8. Set It and Forget It
Once the cubes have been filled, close the dome lid vents and recover the tray. Ensure that all of the leaves are able to move freely and are not pressed against the dome or caught under the lid. As the heating mat increases the temperature and humidity, you’ll begin to see condensation form on the inside of the dome.
Once the dome is completely covered, open the lid vents. Beyond that, let your clones be. Roots will begin to form, and in time you’ll see them come through the bottoms of the cubes.
9. Transplanting Using the West Coast Masters Clear Cup Method
Follow these simple steps for transplanting and you’ll do just fine:
- Make slits for drainage around the bottom edges of the clear and red plastic cups
- Label the red cups with the strain and date of each transplant
- Fill the clear cups with organic soil until they are half full
- Drizzle a small amount of mycorrhizal fungi over the soil in the clear cups
- Place each rooted clone still in the rockwool cube in the center of each clear cup, packing the soil firmly just above the top of the cube
- Place each clear cup with the new clone inside its corresponding labeled red cup
Take special care not to over water your plants when first transplanted. In this way, the roots will do their own “searching” for water and grow larger.
It’s also not necessary at this time to add fertilizers to your first watering as the soil is already nutrient rich. A nice feature of the West Coast Masters Clear Cup Method is that you can more easily monitor soil condition and root growth simply by removing the clear cups from the red cups.
If all goes well, your roots will reach the bottom of the cups in about a week and they will be ready for transplanting.
What kind of solution do I need to soak my rockwool cubes in?

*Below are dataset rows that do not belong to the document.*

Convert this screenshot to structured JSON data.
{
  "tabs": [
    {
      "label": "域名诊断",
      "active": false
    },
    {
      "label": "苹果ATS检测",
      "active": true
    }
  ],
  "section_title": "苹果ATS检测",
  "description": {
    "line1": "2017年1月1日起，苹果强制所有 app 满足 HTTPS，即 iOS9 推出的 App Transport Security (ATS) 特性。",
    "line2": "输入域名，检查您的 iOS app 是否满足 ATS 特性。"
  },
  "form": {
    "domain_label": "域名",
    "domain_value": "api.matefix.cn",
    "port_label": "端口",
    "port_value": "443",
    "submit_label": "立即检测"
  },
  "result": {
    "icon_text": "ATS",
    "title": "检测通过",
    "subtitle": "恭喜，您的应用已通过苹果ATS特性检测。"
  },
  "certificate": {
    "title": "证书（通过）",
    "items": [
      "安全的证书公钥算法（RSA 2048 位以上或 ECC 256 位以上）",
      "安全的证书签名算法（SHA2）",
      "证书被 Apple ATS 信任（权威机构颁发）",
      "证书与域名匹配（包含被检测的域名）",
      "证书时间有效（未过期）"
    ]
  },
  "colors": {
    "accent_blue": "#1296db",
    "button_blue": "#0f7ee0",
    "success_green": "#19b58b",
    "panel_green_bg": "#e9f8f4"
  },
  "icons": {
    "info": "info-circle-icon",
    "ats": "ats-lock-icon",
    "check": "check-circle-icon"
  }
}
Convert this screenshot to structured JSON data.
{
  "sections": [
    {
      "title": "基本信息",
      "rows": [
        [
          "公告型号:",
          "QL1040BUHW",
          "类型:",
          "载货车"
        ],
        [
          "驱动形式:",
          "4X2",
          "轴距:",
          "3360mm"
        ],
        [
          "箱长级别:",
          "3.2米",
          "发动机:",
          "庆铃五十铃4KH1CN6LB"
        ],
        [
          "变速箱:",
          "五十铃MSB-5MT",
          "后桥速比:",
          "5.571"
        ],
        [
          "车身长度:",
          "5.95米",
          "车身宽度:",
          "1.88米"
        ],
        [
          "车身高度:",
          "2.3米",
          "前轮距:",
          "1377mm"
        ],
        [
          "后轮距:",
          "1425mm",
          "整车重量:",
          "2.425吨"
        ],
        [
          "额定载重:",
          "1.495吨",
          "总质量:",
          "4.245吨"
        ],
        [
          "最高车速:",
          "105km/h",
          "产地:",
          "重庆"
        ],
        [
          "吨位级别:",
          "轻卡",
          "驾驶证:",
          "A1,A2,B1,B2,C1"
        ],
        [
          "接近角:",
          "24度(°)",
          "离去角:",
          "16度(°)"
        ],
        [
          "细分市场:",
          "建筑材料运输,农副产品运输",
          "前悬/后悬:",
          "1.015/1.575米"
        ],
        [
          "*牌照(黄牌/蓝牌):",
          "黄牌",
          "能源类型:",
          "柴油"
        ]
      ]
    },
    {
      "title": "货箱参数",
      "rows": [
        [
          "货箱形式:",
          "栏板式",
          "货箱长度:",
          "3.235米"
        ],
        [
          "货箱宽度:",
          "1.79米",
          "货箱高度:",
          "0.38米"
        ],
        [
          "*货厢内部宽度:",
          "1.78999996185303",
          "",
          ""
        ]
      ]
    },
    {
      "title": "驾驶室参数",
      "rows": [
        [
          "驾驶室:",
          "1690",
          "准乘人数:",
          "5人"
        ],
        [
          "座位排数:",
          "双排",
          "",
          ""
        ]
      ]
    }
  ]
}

You can make a simple solution using distilled water. However, some growers prefer to use a cloning solution or powder with hormones that aid the clone root. Gels tend to work better than powders as they provide a more even coat.
What pH do the cubes need to be soaked in?
Rockwool cubes have a natural pH of 7, which is too alkaline for clones to develop. Cubes should be soaked in distilled water with a pH of 5.5.
If you add nutrients, be sure to keep the nutrient pH as close to 5.5 as possible.
I am thinking of using a single HLG 260
HLG 260 lights are known to be an all-around good light product for all phases of cannabis growth, and their intensity can be adjusted with the built in dimmer switch. This is good because, whatever lighting product you use, you want to be sure it gives off fairly mild light that is not overly strong. Inexpensive CFLs or other fluorescent grow lights are also ideal.
Once you’ve successfully cloned your cannabis, you’ll want to keep in mind that their root systems are going to be a bit more sensitive and they’ll need a little extra care early on. In a matter of weeks, however, your plants should grow strong and be just as hardy as any other.
You can even feel comfortable with topping your clones like you would any other plant when the time comes.
But you already knew that, right? As in all things, nurture your plants well and they should reward you amply in the end.